Available records Start Marker
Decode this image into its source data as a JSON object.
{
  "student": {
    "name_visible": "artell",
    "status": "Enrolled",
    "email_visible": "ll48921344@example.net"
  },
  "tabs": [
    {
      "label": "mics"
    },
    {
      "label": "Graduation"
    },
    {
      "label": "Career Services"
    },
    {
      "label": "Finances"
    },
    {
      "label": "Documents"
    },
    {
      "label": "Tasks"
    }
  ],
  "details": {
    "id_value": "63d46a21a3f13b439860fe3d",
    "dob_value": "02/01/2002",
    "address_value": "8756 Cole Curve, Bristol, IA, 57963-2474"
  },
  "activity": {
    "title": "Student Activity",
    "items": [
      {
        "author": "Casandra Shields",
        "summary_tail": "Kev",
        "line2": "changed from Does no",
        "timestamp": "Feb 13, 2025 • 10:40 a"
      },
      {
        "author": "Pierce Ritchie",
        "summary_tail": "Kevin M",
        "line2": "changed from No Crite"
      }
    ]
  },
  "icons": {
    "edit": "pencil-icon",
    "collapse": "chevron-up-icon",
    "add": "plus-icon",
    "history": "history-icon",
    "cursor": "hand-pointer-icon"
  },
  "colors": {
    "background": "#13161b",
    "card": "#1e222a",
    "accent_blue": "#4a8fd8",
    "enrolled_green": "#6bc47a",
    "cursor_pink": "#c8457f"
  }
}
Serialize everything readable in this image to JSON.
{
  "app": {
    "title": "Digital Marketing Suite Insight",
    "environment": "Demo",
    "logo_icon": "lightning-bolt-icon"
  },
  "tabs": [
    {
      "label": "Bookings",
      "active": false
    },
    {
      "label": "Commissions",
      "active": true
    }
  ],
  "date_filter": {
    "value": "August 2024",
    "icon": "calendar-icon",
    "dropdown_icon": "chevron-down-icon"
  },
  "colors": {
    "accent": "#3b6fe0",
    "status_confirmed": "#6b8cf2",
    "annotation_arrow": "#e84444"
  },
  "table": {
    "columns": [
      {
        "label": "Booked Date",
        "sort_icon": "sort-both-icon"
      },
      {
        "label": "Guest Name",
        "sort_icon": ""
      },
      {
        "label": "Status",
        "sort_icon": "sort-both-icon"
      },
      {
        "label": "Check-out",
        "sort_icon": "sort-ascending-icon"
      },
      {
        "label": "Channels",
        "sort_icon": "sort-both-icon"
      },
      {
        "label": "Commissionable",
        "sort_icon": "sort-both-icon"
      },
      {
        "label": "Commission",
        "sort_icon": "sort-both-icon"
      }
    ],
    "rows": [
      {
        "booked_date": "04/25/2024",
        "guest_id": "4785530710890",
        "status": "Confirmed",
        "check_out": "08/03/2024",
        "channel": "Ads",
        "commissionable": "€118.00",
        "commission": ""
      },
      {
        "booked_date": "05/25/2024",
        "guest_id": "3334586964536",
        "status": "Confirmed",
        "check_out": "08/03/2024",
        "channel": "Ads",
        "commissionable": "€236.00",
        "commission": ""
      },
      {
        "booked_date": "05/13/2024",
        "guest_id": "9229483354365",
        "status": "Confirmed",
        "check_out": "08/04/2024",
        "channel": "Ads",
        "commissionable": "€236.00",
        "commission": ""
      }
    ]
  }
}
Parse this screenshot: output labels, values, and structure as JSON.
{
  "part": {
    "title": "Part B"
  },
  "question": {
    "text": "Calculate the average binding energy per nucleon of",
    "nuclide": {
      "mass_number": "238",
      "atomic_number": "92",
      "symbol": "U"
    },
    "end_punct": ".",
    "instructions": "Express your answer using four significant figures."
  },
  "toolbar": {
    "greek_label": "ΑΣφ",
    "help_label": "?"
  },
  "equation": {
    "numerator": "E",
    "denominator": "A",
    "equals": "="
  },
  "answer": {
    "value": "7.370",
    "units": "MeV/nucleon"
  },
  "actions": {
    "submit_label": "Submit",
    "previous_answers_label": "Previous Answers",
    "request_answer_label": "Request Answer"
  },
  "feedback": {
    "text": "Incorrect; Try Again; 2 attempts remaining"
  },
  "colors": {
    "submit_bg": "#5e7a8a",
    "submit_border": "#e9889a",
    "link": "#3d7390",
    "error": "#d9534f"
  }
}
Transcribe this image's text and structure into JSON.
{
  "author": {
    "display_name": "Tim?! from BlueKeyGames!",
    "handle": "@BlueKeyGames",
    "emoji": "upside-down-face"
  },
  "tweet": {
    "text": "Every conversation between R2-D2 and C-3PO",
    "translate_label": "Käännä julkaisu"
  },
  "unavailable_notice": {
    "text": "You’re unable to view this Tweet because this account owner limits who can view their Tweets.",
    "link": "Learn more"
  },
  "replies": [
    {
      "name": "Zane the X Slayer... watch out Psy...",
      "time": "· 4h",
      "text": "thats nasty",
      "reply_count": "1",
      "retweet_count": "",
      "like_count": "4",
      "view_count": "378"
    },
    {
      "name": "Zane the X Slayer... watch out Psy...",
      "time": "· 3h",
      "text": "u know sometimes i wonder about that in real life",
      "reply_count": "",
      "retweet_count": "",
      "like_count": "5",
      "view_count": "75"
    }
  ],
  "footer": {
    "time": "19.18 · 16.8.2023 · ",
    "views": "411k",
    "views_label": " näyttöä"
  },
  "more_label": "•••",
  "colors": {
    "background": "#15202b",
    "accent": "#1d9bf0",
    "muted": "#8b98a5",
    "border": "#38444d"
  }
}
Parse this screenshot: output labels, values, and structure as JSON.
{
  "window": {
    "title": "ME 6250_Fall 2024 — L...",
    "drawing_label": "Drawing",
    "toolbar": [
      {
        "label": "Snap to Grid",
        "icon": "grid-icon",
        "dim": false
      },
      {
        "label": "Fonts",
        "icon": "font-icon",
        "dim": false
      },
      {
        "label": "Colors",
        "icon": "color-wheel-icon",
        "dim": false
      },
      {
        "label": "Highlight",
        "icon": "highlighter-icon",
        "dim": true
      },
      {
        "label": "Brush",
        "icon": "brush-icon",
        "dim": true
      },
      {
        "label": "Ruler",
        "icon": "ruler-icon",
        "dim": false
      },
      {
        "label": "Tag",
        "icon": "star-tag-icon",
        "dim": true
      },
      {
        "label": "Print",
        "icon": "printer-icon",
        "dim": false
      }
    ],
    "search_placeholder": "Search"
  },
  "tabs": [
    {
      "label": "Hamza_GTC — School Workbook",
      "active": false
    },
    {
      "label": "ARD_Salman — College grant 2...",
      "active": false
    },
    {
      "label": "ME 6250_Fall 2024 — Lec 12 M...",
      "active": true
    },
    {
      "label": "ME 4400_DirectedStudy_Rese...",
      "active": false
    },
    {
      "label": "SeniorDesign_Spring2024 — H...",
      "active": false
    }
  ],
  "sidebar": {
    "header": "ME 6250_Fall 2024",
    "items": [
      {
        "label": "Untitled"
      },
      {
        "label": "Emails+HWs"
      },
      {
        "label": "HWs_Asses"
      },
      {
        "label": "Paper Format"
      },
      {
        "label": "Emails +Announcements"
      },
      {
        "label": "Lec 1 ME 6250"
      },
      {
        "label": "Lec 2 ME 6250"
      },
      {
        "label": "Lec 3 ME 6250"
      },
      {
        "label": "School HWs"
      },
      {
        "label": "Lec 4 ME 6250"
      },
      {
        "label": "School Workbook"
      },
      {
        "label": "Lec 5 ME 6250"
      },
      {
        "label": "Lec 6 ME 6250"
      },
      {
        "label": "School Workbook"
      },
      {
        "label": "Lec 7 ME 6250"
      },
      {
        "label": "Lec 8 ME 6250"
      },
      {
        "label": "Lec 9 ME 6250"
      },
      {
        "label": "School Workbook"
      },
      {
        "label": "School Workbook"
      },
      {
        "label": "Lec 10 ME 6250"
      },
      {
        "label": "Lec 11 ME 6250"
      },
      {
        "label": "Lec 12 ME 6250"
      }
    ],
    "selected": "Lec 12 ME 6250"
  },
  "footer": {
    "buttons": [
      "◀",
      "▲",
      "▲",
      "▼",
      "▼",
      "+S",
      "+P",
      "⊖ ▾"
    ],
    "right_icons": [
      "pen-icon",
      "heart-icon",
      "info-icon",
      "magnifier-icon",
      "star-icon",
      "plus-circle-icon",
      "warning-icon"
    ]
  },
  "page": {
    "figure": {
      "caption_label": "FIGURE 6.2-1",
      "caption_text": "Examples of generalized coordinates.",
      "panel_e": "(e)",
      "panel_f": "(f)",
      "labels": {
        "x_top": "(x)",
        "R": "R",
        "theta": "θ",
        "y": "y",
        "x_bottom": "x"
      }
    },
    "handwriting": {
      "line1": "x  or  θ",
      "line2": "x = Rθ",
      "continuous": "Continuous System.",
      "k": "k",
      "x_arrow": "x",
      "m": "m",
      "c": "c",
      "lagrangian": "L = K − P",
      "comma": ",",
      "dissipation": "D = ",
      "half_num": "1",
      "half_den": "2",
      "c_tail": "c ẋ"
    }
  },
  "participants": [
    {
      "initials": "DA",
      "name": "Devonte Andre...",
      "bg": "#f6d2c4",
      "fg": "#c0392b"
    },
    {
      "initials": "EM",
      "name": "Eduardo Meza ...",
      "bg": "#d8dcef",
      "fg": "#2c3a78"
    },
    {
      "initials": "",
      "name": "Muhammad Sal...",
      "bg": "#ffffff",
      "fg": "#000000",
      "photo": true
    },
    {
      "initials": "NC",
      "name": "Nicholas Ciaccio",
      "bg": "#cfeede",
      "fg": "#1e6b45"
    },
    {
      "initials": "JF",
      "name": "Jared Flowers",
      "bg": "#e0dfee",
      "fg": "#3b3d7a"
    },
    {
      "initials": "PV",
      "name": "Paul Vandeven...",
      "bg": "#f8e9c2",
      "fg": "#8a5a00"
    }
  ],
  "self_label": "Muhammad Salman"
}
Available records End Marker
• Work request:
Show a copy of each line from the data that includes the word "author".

• Final answer:
        "author": "Casandra Shields",
        "author": "Pierce Ritchie",
  "author": {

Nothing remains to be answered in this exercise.